== Problem requirements ==
From the listing below, pull each line that includes "label".

###

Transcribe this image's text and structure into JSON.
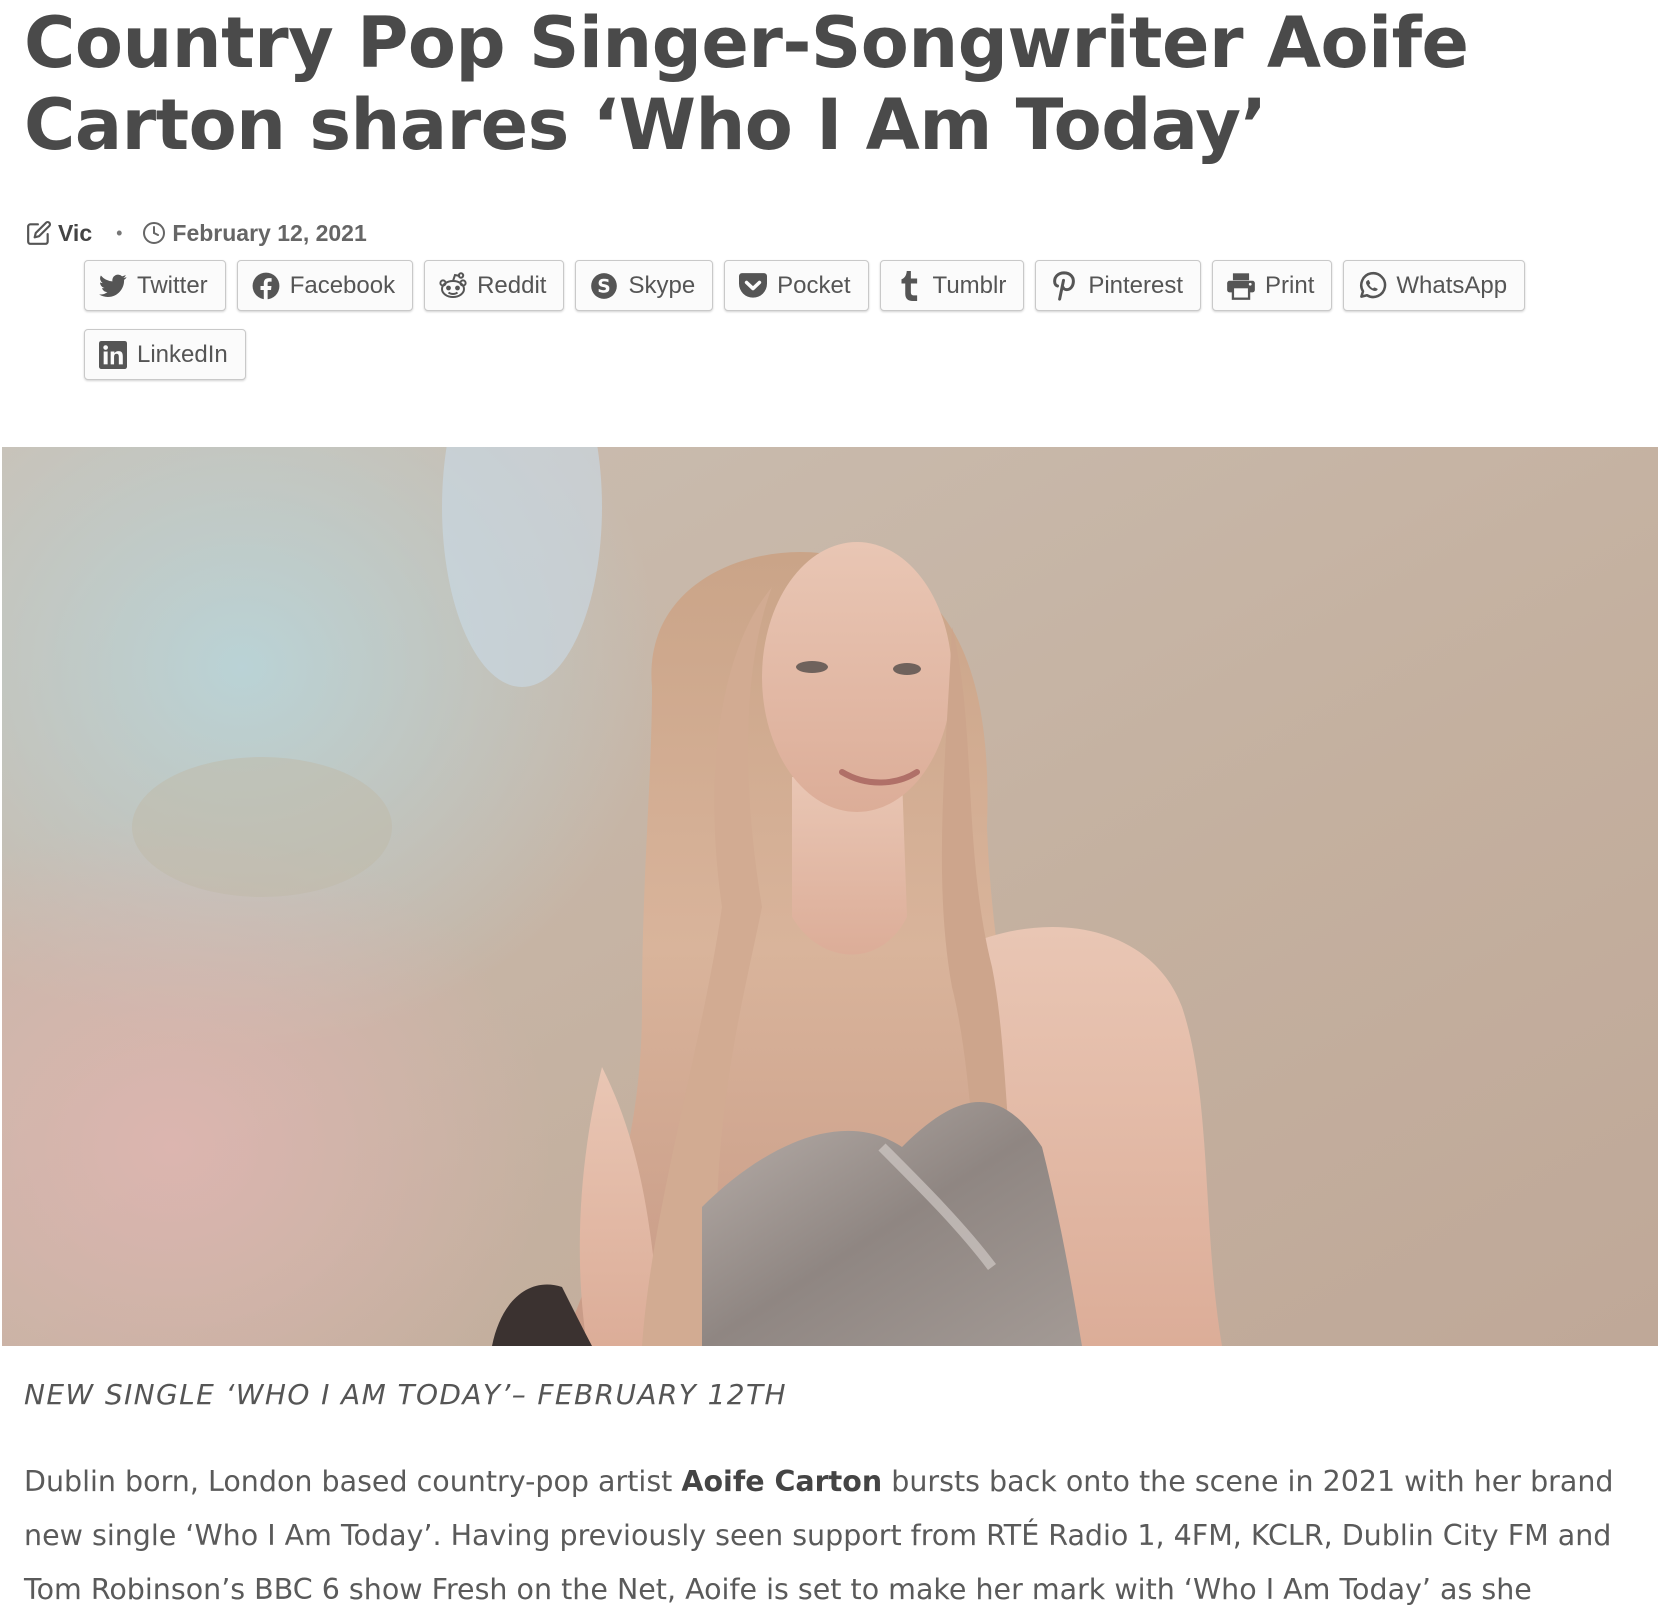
{
  "article": {
    "title": "Country Pop Singer-Songwriter Aoife Carton shares ‘Who I Am Today’",
    "author": "Vic",
    "date": "February 12, 2021",
    "caption": "NEW SINGLE ‘WHO I AM TODAY’– FEBRUARY 12TH",
    "body": {
      "intro": "Dublin born, London based country-pop artist ",
      "artist": "Aoife Carton",
      "rest": " bursts back onto the scene in 2021 with her brand new single ‘Who I Am Today’. Having previously seen support from RTÉ Radio 1, 4FM, KCLR, Dublin City FM and Tom Robinson’s BBC 6 show Fresh on the Net, Aoife is set to make her mark with ‘Who I Am Today’ as she expertly"
    }
  },
  "share": {
    "buttons": [
      {
        "label": "Twitter",
        "icon": "twitter-icon"
      },
      {
        "label": "Facebook",
        "icon": "facebook-icon"
      },
      {
        "label": "Reddit",
        "icon": "reddit-icon"
      },
      {
        "label": "Skype",
        "icon": "skype-icon"
      },
      {
        "label": "Pocket",
        "icon": "pocket-icon"
      },
      {
        "label": "Tumblr",
        "icon": "tumblr-icon"
      },
      {
        "label": "Pinterest",
        "icon": "pinterest-icon"
      },
      {
        "label": "Print",
        "icon": "print-icon"
      },
      {
        "label": "WhatsApp",
        "icon": "whatsapp-icon"
      },
      {
        "label": "LinkedIn",
        "icon": "linkedin-icon"
      }
    ]
  },
  "colors": {
    "title": "#4a4a4a",
    "text": "#5a5a5a",
    "button_border": "#c9c9c9",
    "icon": "#555555"
  }
}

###

== Exercise solution ==
        "label": "Twitter",
        "label": "Facebook",
        "label": "Reddit",
        "label": "Skype",
        "label": "Pocket",
        "label": "Tumblr",
        "label": "Pinterest",
        "label": "Print",
        "label": "WhatsApp",
        "label": "LinkedIn",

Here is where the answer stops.